Task: From the entries below, return every line that includes the word "this".

Collection entries:

=== Section Start ===

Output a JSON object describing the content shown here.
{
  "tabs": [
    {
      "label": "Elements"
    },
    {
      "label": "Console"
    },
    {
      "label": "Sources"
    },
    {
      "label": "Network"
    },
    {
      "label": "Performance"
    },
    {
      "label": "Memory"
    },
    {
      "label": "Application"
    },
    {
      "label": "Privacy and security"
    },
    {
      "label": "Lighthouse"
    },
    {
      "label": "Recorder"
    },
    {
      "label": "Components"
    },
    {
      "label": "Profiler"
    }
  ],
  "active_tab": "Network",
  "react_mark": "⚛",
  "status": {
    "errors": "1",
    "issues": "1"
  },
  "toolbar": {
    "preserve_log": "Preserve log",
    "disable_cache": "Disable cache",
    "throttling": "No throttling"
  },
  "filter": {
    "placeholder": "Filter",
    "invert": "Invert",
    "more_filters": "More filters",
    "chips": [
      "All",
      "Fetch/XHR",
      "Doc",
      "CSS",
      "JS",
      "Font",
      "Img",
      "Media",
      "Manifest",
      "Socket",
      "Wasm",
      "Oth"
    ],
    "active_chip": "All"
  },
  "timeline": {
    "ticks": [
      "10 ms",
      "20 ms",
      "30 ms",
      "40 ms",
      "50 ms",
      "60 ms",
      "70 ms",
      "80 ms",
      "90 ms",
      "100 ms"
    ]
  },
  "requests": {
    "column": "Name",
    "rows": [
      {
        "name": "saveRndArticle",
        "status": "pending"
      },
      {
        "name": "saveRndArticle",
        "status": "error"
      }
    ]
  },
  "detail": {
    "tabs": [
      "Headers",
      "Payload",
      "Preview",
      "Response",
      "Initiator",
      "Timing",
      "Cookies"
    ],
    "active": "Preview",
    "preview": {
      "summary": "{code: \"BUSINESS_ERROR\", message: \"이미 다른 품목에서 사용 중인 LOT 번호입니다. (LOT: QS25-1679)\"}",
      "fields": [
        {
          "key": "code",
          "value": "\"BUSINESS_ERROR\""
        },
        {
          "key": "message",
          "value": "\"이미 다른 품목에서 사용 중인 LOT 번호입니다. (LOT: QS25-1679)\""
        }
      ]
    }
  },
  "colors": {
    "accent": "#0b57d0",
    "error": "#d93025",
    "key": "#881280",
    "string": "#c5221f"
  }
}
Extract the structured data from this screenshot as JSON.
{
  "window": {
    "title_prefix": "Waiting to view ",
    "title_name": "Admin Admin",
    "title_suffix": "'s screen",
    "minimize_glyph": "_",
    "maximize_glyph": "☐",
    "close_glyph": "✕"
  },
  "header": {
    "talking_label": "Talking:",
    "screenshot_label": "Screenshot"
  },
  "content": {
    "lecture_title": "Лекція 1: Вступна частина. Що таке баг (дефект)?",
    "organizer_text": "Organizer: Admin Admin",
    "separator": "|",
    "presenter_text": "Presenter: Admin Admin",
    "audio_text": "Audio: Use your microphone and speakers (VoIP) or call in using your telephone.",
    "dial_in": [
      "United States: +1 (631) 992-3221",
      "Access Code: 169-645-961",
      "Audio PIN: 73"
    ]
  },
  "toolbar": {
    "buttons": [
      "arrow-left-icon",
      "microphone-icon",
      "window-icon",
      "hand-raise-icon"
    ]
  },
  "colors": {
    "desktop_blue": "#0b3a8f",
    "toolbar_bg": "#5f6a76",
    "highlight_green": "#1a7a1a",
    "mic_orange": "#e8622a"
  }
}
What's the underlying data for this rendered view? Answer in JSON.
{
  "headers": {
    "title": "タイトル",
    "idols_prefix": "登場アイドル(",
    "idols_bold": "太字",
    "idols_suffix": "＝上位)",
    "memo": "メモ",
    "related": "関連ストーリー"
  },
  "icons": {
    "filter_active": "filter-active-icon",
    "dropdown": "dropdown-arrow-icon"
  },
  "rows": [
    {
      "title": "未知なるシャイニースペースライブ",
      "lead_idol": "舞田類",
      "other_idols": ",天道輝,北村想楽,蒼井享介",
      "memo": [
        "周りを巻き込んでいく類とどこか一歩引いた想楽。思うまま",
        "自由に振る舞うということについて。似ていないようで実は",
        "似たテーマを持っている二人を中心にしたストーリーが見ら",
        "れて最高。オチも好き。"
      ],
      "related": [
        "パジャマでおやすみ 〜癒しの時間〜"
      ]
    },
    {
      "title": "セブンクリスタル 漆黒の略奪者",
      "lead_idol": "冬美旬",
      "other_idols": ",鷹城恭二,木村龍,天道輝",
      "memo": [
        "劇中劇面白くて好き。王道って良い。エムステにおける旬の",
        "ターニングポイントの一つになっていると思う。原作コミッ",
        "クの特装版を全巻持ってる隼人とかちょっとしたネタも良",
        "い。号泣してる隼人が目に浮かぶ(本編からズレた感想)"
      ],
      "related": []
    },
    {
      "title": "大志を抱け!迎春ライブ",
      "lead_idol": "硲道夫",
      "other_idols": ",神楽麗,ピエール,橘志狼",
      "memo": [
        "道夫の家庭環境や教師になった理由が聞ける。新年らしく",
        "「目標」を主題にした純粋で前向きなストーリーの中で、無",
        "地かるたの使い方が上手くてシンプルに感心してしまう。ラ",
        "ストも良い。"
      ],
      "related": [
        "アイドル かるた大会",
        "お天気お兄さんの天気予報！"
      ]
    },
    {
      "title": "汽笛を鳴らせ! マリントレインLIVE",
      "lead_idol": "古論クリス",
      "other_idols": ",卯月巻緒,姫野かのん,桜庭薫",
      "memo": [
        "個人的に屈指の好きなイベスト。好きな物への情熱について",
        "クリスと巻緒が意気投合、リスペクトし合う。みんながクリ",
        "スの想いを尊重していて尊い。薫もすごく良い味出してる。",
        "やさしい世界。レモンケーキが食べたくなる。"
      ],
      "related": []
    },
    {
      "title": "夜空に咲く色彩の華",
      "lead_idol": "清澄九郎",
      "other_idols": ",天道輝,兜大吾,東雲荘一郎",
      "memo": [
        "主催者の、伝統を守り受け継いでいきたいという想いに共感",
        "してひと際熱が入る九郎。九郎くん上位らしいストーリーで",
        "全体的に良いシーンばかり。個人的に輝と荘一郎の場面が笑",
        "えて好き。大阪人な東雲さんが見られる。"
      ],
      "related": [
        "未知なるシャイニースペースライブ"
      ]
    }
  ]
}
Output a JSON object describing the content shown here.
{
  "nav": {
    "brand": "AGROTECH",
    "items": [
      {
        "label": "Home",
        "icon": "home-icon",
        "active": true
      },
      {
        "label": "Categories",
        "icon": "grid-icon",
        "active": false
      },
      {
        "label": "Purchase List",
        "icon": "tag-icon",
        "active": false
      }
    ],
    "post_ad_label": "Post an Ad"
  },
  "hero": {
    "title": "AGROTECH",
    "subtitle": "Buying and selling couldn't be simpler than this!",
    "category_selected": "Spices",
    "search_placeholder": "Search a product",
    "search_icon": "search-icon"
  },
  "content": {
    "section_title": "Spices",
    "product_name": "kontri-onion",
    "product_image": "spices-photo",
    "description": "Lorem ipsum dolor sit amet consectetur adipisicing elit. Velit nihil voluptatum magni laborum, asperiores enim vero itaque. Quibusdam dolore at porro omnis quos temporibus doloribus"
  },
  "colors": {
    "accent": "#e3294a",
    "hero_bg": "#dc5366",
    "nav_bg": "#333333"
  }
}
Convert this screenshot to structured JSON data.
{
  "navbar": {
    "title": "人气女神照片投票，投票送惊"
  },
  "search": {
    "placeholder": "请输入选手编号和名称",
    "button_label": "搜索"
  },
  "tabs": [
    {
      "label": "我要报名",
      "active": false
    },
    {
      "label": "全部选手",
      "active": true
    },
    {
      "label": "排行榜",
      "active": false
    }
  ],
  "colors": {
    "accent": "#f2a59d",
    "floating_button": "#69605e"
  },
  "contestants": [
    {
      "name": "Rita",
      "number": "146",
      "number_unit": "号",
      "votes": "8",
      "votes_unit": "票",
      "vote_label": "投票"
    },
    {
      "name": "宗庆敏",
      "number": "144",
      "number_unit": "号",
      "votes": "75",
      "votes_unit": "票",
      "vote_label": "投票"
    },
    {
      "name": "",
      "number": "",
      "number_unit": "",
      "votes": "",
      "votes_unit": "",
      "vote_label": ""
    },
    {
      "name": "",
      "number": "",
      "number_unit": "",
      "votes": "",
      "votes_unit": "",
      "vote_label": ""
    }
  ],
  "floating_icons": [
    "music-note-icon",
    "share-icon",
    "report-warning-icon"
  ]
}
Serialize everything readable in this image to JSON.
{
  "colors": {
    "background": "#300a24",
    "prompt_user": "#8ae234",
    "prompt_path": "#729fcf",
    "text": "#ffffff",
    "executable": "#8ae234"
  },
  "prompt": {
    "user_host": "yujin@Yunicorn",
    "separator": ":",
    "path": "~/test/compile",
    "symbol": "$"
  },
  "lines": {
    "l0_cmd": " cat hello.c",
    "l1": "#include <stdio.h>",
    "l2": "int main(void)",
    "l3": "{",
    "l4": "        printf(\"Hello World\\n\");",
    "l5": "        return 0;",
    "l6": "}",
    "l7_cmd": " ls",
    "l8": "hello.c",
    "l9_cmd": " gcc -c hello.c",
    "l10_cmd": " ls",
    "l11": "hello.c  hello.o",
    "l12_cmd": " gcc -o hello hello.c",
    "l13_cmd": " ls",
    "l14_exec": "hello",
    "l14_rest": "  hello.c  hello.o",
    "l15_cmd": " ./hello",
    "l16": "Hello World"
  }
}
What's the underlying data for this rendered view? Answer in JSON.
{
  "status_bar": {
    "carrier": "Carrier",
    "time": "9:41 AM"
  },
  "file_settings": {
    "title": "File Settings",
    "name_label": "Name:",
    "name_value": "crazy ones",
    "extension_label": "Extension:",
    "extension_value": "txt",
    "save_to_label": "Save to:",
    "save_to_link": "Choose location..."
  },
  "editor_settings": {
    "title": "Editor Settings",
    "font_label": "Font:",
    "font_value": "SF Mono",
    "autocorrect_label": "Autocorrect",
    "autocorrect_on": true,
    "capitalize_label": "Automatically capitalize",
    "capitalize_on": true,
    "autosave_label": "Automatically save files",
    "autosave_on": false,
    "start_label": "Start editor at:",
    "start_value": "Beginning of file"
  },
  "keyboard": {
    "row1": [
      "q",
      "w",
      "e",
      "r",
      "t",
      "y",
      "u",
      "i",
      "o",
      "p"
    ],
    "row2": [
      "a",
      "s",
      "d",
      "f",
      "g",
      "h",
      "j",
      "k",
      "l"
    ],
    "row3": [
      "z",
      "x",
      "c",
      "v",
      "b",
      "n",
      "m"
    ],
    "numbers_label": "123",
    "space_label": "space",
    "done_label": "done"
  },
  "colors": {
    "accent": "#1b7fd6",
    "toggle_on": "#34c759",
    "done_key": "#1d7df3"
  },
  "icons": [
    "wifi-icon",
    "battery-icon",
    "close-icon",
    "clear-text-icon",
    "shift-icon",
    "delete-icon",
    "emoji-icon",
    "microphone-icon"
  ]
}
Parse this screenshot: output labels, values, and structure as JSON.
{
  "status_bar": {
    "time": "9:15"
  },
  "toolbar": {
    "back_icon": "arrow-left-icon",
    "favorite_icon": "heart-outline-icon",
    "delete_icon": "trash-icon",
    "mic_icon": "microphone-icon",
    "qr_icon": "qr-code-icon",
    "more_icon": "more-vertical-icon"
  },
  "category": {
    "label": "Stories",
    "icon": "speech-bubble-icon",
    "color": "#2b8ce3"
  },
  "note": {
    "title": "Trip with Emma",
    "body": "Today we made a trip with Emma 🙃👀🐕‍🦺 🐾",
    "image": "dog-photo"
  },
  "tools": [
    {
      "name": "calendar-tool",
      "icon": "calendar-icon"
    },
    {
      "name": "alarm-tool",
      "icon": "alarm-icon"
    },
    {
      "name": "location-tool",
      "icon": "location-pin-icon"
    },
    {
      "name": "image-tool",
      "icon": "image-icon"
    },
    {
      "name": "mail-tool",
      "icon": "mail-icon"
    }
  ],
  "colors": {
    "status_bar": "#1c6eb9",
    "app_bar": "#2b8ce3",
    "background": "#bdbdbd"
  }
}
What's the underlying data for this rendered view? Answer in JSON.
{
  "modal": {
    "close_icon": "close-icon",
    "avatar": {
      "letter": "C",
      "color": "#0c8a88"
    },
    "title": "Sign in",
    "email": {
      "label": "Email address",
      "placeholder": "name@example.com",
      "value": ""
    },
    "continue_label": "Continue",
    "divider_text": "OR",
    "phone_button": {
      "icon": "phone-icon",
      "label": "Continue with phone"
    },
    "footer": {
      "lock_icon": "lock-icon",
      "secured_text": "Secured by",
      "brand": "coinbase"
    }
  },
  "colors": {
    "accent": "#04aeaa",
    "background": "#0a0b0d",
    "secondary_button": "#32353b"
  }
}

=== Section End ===

Task output:
Extract the structured data from this screenshot as JSON.
What's the underlying data for this rendered view? Answer in JSON.
    "subtitle": "Buying and selling couldn't be simpler than this!",
Convert this screenshot to structured JSON data.
Serialize everything readable in this image to JSON.
What's the underlying data for this rendered view? Answer in JSON.
Parse this screenshot: output labels, values, and structure as JSON.
What's the underlying data for this rendered view? Answer in JSON.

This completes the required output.